▶ [WHAT IS EXPECTED]
Needed from the data below: all lines that contain the word "tree".

▶ [Component data from apps and pages]
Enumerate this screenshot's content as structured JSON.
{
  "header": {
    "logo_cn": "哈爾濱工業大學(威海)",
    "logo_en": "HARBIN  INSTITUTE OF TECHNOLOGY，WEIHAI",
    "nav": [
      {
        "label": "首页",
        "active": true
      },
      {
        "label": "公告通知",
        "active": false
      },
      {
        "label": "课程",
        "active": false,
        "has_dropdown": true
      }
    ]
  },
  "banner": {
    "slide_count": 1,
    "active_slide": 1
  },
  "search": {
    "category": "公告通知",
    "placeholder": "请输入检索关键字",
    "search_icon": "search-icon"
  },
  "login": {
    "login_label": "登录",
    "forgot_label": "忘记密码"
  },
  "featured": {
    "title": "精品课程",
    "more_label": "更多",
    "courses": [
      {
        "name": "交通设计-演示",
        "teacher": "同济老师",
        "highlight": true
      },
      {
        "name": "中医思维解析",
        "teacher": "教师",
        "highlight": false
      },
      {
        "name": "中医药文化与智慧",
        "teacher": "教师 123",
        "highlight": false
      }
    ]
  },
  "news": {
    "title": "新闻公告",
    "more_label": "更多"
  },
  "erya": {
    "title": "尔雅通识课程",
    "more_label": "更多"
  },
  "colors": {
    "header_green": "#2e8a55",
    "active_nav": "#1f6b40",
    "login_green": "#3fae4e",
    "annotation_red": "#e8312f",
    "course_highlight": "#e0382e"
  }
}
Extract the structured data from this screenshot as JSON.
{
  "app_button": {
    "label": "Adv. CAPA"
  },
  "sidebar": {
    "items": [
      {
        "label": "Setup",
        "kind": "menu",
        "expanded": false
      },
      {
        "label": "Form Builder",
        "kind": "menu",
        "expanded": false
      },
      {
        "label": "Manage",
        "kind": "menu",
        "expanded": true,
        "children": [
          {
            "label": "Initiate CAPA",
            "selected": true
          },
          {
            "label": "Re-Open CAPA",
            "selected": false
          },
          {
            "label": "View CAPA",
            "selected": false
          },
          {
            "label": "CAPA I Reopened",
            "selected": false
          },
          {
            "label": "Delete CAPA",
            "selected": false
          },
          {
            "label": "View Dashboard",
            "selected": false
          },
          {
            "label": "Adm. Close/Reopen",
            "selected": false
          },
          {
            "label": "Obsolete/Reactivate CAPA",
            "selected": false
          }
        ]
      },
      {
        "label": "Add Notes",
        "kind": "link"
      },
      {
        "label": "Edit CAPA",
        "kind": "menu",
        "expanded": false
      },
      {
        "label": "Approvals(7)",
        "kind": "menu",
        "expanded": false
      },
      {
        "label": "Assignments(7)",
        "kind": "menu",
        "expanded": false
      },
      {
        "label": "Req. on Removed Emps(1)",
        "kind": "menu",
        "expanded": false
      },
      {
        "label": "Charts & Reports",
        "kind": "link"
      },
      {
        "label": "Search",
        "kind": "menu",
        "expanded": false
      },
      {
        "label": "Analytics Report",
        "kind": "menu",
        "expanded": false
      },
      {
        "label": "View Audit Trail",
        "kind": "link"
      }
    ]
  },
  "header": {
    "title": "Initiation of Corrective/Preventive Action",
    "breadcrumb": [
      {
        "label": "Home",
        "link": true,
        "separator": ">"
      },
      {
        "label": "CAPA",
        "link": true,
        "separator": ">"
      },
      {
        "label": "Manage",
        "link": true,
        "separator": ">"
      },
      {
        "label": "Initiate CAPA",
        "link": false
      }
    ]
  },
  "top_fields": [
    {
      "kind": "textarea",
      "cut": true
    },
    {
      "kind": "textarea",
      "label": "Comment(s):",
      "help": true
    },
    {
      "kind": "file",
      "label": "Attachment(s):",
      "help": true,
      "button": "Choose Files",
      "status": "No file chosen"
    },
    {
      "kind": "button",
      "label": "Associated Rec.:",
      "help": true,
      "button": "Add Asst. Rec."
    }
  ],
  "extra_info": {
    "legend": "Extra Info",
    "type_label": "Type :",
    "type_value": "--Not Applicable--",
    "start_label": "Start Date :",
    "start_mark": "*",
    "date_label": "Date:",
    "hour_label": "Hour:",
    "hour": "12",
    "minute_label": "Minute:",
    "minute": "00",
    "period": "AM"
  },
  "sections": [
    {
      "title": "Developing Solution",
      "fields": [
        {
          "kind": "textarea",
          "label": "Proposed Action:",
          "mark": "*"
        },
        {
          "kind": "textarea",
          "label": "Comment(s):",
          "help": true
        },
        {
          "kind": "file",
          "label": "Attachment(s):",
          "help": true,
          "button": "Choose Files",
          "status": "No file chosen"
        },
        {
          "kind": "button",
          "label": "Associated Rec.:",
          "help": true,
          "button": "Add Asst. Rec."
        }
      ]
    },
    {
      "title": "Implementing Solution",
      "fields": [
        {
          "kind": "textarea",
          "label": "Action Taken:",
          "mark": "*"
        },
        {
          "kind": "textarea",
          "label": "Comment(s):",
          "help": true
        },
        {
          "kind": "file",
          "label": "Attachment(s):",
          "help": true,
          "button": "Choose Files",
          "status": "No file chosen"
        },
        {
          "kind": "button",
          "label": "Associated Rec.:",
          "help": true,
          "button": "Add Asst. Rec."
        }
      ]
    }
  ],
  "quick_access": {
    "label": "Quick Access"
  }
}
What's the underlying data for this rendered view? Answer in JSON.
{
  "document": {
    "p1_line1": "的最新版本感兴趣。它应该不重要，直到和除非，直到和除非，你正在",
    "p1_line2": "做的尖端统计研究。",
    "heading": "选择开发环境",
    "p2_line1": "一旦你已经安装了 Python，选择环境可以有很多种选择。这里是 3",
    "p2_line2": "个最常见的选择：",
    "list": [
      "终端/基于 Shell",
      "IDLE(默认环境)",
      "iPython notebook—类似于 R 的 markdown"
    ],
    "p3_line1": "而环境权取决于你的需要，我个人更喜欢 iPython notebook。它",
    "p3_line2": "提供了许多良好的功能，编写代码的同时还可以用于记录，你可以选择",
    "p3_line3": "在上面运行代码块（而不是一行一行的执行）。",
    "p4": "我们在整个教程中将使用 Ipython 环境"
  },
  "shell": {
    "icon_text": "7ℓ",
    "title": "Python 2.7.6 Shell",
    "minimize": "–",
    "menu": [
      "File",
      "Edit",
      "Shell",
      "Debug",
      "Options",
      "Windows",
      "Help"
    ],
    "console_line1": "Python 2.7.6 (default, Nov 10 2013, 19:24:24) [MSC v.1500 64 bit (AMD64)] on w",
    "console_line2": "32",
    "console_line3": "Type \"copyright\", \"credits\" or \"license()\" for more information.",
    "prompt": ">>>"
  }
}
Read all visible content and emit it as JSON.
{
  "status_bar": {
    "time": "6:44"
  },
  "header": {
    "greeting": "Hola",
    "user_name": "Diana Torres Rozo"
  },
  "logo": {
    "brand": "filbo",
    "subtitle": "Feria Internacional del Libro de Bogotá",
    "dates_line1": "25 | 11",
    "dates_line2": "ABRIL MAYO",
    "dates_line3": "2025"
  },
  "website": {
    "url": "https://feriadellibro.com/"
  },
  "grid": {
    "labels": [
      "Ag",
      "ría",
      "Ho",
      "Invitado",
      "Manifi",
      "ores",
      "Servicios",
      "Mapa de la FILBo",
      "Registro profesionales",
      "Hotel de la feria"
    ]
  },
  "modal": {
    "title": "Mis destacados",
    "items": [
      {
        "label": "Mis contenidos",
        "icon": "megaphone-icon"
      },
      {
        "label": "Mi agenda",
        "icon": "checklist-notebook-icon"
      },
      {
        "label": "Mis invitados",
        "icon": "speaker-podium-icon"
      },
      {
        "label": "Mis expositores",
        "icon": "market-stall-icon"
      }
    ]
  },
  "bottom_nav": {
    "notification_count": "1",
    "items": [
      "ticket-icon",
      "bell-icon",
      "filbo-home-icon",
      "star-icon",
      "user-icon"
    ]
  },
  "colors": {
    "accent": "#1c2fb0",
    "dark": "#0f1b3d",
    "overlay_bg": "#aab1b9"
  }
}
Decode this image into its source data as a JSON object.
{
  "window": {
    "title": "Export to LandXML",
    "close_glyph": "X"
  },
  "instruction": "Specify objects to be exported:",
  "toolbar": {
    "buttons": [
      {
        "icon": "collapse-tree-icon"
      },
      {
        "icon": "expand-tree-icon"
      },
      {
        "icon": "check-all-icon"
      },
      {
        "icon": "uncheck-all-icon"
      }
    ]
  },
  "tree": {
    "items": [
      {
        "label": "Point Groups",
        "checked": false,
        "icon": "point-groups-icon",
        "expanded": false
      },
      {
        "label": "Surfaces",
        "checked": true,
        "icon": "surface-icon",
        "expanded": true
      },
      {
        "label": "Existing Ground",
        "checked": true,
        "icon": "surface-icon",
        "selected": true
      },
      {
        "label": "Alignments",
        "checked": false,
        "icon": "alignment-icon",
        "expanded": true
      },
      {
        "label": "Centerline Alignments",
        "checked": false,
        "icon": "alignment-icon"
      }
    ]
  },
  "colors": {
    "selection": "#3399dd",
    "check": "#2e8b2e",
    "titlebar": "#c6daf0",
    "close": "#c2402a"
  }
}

▶ [EXERCISE SOLUTION]
        "icon": "collapse-tree-icon"
        "icon": "expand-tree-icon"
  "tree": {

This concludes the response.